I thought the chapters on An Inconvenient Truth and on the Kyoto Protocols were the most interesting. I waited to read the chapter on Mr. Gore’s movie until I had watched it for myself. I felt that watching the movie and then reading this chapter was a very good point-counterpoint and served to highlight both sides of the argument. The chapter on the Kyoto Protocols provided some very useful information I hadn’t seen before. For example, the chapter discusses how the United States is doing in relation to Kyoto and how the European signatories are doing. Mr. Horner also discusses the actual cost to implement Kyoto in the United States, and what the most adamant supporters of Kyoto say it will do for us. One question I have always had about Kyoto is this: If the treaty is so important to us, why didn’t the United States ratify it when Bill Clinton and Al Gore were in office? Mr. Horner covers that as well as Senate Resolution 98 which was introduced by Senators Robert Byrd (D) and Chuck Hagel (R). This senate resolution forbids the United States from being a signatory to any protocol or agreement that,”…would result in serious harm to the economy of the United States.”

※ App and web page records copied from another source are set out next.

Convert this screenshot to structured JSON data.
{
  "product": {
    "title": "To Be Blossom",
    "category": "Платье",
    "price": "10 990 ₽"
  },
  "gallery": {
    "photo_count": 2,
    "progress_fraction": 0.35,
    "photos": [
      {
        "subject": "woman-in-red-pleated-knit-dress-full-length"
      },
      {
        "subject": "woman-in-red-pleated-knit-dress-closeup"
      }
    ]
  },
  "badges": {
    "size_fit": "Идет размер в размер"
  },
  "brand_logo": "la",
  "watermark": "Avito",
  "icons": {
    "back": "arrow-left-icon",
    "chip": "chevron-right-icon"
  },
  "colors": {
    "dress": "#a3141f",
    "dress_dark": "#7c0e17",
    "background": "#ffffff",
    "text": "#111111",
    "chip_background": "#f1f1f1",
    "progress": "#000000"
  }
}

I would encourage anyone who is interested in the man-made global warming debate to read this book. If you enjoyed Al Gore’s movie, you should spend some time simply reading Mr. Horner’s chapter on An Inconvenient Truth. Most importantly, anyone who believes that there is a scientific consensus about man-made global warming should read this book. Regardless of your position on the debate, after reading this book you will be left with a feeling that there are a lot of unsettled questions.

Saturday, September 01, 2007

It really is amazing where you might find inspiration for a new topic. Having written on other sites about the placement of Al Gore's book at a local bookseller, I am now always on the look out for unexpected inspiration.

The State Fair in Minnesota this weekend provided a few examples of just such inspiration. The gentleman above was kind enough to pose for a picture next to one of the rides. As you can see from his t-shirt, he and I wouldn't agree on politics. And while I would agure that getting elected to the Presidency suggested a certian amount of knowledge, I decided not to debate the issue with this Fair go-er. He was kind enough to pose for this picture, and I was afriad he might ask me about the Preisdent that my home state produced. If he had called me on that point, I might have lost the arguement.

However, another source of inspiration hit me at the Democraitc Party's both. There, along one wall, they had a board where people could leave post it notes on why Norm Coleman shouldn't be re-elected. Here is the board:

As I looked over the reasons Democrats were upset with Norm Coleman, I noticed something: None of the notes really had anything to do with Mr. Coleman. Most of the notes said things like, "Becuase", "Ditto", or "Bush is an Idiot". None of them were really complaints about Norma Coleman. Many were complaints about Bush, and some were notes accusing Mr. Coleman of being a Bush "lap dog". I found it interesting anyway. And before I left, I placed my own note on the board that promptly got attention:

I did leave the tent inspired to watch Mr. Gore's movie An Inconvienient Truth. I was surprised a few times during the movie, dissappointed at other times. I am going to watch it again this weekend with a notepad in hand to prepare for my review.

Have a good weekend! And leave me a comment if you have run into a political statement in a surprising place.